# [Your assignment]
Please output each entry exactly as it appears.

___ Task input ___

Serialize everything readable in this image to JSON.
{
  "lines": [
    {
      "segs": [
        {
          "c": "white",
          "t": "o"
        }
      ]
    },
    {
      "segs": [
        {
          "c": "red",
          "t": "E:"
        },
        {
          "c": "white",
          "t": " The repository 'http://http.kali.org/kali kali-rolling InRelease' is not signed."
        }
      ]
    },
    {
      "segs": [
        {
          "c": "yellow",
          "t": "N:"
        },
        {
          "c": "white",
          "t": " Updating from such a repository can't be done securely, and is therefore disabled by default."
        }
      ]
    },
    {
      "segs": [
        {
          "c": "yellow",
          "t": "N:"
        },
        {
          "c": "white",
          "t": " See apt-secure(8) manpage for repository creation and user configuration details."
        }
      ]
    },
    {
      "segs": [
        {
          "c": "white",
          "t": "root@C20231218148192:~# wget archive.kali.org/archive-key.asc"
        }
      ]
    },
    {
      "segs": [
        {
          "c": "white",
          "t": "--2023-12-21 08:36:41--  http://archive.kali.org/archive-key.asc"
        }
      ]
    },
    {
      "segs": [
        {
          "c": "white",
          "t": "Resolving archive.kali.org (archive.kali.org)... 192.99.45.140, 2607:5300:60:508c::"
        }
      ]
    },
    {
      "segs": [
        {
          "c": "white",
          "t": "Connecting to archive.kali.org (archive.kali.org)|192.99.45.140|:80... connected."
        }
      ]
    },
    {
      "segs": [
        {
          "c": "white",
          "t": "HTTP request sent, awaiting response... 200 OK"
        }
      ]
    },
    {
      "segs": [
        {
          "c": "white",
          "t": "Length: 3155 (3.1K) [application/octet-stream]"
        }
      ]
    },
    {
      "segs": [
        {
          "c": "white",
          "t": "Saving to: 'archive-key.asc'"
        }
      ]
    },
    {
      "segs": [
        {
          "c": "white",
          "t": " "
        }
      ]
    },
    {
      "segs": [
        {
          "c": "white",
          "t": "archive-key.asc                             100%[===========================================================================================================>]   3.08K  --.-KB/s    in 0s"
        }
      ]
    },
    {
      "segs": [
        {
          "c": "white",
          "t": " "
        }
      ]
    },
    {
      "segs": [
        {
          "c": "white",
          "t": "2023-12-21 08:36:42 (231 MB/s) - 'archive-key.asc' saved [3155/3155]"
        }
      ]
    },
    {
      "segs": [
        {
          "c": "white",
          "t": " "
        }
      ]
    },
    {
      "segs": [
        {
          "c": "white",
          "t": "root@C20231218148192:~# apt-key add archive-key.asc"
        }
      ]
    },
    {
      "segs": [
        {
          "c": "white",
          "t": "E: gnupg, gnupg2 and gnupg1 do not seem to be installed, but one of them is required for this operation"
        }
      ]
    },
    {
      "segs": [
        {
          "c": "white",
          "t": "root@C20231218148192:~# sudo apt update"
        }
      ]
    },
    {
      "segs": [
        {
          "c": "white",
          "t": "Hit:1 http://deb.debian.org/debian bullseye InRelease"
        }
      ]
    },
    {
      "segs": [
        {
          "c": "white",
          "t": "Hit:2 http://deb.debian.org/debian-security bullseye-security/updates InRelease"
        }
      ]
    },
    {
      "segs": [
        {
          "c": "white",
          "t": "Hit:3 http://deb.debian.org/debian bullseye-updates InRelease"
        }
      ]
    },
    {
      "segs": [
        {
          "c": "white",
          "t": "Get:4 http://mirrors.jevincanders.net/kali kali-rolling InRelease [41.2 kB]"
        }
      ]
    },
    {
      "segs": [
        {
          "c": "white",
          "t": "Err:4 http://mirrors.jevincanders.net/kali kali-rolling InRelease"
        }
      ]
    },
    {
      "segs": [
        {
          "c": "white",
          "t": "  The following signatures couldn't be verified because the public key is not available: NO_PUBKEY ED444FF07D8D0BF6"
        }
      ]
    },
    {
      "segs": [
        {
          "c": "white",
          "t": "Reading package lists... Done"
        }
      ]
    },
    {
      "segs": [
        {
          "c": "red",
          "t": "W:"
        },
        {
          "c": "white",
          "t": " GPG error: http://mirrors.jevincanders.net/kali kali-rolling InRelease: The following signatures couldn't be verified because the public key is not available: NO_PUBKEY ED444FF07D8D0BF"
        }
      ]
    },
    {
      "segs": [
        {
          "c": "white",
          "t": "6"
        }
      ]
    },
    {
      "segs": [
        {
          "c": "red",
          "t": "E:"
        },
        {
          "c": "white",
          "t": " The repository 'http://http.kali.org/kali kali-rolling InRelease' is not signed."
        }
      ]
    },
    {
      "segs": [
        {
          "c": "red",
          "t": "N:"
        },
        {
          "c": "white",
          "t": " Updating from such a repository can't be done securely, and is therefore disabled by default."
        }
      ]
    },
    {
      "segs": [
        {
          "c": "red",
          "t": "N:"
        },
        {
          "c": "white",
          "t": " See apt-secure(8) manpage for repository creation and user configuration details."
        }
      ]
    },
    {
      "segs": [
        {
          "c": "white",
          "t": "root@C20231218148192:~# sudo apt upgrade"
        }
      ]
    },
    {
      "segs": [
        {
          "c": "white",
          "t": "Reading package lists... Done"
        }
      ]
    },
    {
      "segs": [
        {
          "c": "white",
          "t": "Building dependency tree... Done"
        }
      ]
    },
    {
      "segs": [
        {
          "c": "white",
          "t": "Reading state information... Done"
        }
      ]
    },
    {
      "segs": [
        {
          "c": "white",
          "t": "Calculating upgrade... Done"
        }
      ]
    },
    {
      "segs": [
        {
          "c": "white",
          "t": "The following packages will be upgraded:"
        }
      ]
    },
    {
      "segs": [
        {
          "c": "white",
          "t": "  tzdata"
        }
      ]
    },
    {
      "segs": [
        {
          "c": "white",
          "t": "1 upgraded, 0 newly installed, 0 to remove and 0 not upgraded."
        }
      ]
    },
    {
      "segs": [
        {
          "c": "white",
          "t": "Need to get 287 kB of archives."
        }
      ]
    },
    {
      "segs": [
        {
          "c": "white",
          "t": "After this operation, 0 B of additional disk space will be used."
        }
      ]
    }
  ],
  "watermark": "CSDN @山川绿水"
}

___

# [Response]
Serialize everything readable in this image to JSON.
{
  "lines": [
    {
      "segs": [
        {
          "c": "white",
          "t": "o"
        }
      ]
    },
    {
      "segs": [
        {
          "c": "red",
          "t": "E:"
        },
        {
          "c": "white",
          "t": " The repository 'http://http.kali.org/kali kali-rolling InRelease' is not signed."
        }
      ]
    },
    {
      "segs": [
        {
          "c": "yellow",
          "t": "N:"
        },
        {
          "c": "white",
          "t": " Updating from such a repository can't be done securely, and is therefore disabled by default."
        }
      ]
    },
    {
      "segs": [
        {
          "c": "yellow",
          "t": "N:"
        },
        {
          "c": "white",
          "t": " See apt-secure(8) manpage for repository creation and user configuration details."
        }
      ]
    },
    {
      "segs": [
        {
          "c": "white",
          "t": "root@C20231218148192:~# wget archive.kali.org/archive-key.asc"
        }
      ]
    },
    {
      "segs": [
        {
          "c": "white",
          "t": "--2023-12-21 08:36:41--  http://archive.kali.org/archive-key.asc"
        }
      ]
    },
    {
      "segs": [
        {
          "c": "white",
          "t": "Resolving archive.kali.org (archive.kali.org)... 192.99.45.140, 2607:5300:60:508c::"
        }
      ]
    },
    {
      "segs": [
        {
          "c": "white",
          "t": "Connecting to archive.kali.org (archive.kali.org)|192.99.45.140|:80... connected."
        }
      ]
    },
    {
      "segs": [
        {
          "c": "white",
          "t": "HTTP request sent, awaiting response... 200 OK"
        }
      ]
    },
    {
      "segs": [
        {
          "c": "white",
          "t": "Length: 3155 (3.1K) [application/octet-stream]"
        }
      ]
    },
    {
      "segs": [
        {
          "c": "white",
          "t": "Saving to: 'archive-key.asc'"
        }
      ]
    },
    {
      "segs": [
        {
          "c": "white",
          "t": " "
        }
      ]
    },
    {
      "segs": [
        {
          "c": "white",
          "t": "archive-key.asc                             100%[===========================================================================================================>]   3.08K  --.-KB/s    in 0s"
        }
      ]
    },
    {
      "segs": [
        {
          "c": "white",
          "t": " "
        }
      ]
    },
    {
      "segs": [
        {
          "c": "white",
          "t": "2023-12-21 08:36:42 (231 MB/s) - 'archive-key.asc' saved [3155/3155]"
        }
      ]
    },
    {
      "segs": [
        {
          "c": "white",
          "t": " "
        }
      ]
    },
    {
      "segs": [
        {
          "c": "white",
          "t": "root@C20231218148192:~# apt-key add archive-key.asc"
        }
      ]
    },
    {
      "segs": [
        {
          "c": "white",
          "t": "E: gnupg, gnupg2 and gnupg1 do not seem to be installed, but one of them is required for this operation"
        }
      ]
    },
    {
      "segs": [
        {
          "c": "white",
          "t": "root@C20231218148192:~# sudo apt update"
        }
      ]
    },
    {
      "segs": [
        {
          "c": "white",
          "t": "Hit:1 http://deb.debian.org/debian bullseye InRelease"
        }
      ]
    },
    {
      "segs": [
        {
          "c": "white",
          "t": "Hit:2 http://deb.debian.org/debian-security bullseye-security/updates InRelease"
        }
      ]
    },
    {
      "segs": [
        {
          "c": "white",
          "t": "Hit:3 http://deb.debian.org/debian bullseye-updates InRelease"
        }
      ]
    },
    {
      "segs": [
        {
          "c": "white",
          "t": "Get:4 http://mirrors.jevincanders.net/kali kali-rolling InRelease [41.2 kB]"
        }
      ]
    },
    {
      "segs": [
        {
          "c": "white",
          "t": "Err:4 http://mirrors.jevincanders.net/kali kali-rolling InRelease"
        }
      ]
    },
    {
      "segs": [
        {
          "c": "white",
          "t": "  The following signatures couldn't be verified because the public key is not available: NO_PUBKEY ED444FF07D8D0BF6"
        }
      ]
    },
    {
      "segs": [
        {
          "c": "white",
          "t": "Reading package lists... Done"
        }
      ]
    },
    {
      "segs": [
        {
          "c": "red",
          "t": "W:"
        },
        {
          "c": "white",
          "t": " GPG error: http://mirrors.jevincanders.net/kali kali-rolling InRelease: The following signatures couldn't be verified because the public key is not available: NO_PUBKEY ED444FF07D8D0BF"
        }
      ]
    },
    {
      "segs": [
        {
          "c": "white",
          "t": "6"
        }
      ]
    },
    {
      "segs": [
        {
          "c": "red",
          "t": "E:"
        },
        {
          "c": "white",
          "t": " The repository 'http://http.kali.org/kali kali-rolling InRelease' is not signed."
        }
      ]
    },
    {
      "segs": [
        {
          "c": "red",
          "t": "N:"
        },
        {
          "c": "white",
          "t": " Updating from such a repository can't be done securely, and is therefore disabled by default."
        }
      ]
    },
    {
      "segs": [
        {
          "c": "red",
          "t": "N:"
        },
        {
          "c": "white",
          "t": " See apt-secure(8) manpage for repository creation and user configuration details."
        }
      ]
    },
    {
      "segs": [
        {
          "c": "white",
          "t": "root@C20231218148192:~# sudo apt upgrade"
        }
      ]
    },
    {
      "segs": [
        {
          "c": "white",
          "t": "Reading package lists... Done"
        }
      ]
    },
    {
      "segs": [
        {
          "c": "white",
          "t": "Building dependency tree... Done"
        }
      ]
    },
    {
      "segs": [
        {
          "c": "white",
          "t": "Reading state information... Done"
        }
      ]
    },
    {
      "segs": [
        {
          "c": "white",
          "t": "Calculating upgrade... Done"
        }
      ]
    },
    {
      "segs": [
        {
          "c": "white",
          "t": "The following packages will be upgraded:"
        }
      ]
    },
    {
      "segs": [
        {
          "c": "white",
          "t": "  tzdata"
        }
      ]
    },
    {
      "segs": [
        {
          "c": "white",
          "t": "1 upgraded, 0 newly installed, 0 to remove and 0 not upgraded."
        }
      ]
    },
    {
      "segs": [
        {
          "c": "white",
          "t": "Need to get 287 kB of archives."
        }
      ]
    },
    {
      "segs": [
        {
          "c": "white",
          "t": "After this operation, 0 B of additional disk space will be used."
        }
      ]
    }
  ],
  "watermark": "CSDN @山川绿水"
}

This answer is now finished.